I went home for the long wait. Is my license there yet? Daily, nay, hourly checking on the FCC’s ULS website did not seem to move my license along any faster. The VEs said it would likely be until the following Friday (six whole days!!!) before it would show up on the ULS. And true to their word, my Amateur Extra license was granted on 5 Jun 2009. My originally issued callsign is AE7AV, which is a ‘coveted’ 2×2 callsign, but not exactly what I had in mind. Alpha Echo 7 Alpha Victor or di-dah dit dah-dah-di-di-dit di-dah di-di-di-dah just didn’t fit me quite right. I found that my great-grandpa George Comstock’s callsign, W7CJ, was already taken by my first-cousin-once-removed Terry Comstock of Hillsboro, OR. Hmmm. So I can’t take that one. After much perusing on the VanityHQ website, I found a few that I liked. So shortly after getting my license, I applied for a vanity callsign, which I still have a 3-week wait before I get it. The callsign I am hoping for is NV2M or November Victor Two Mike, or dah-dit di-di-di-dah di-di-dah-dah-dah dah-dah. Now that is something I can live with. I still like NR3V, which is like Vern spelled backwards, but due to issuing regulations, is not available until next year.

Now it is time to get on the air. But I have no radio. Most beginning radios are a couple hundred bucks. Mid-range radios are just under a thousand and high-end are several to many thousands.
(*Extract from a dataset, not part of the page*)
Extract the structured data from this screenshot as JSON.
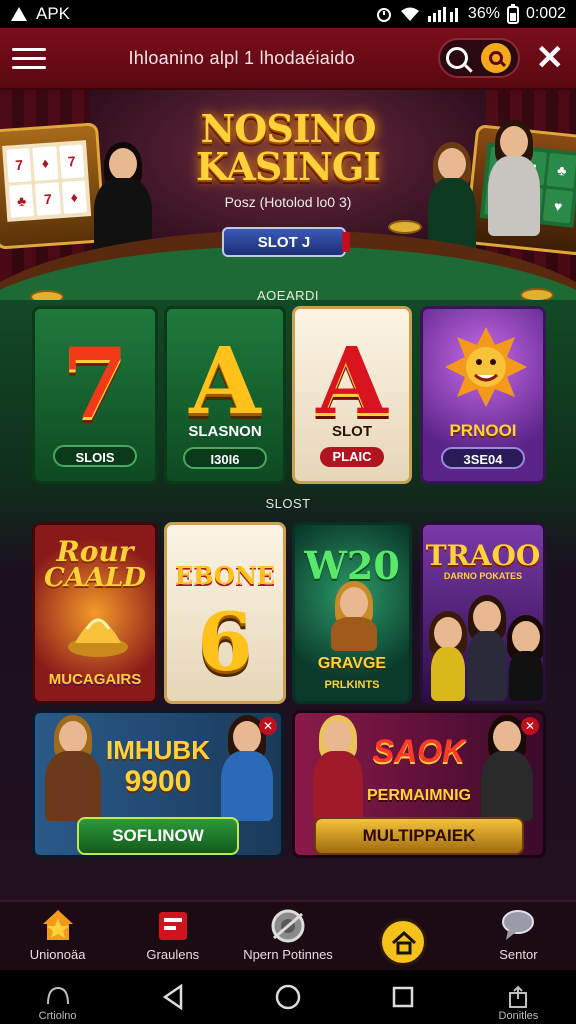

Eek. Where will I come up with money for this new hobby? Why can’t I have a hobby like Lauren, which makes money?

Comments are closed.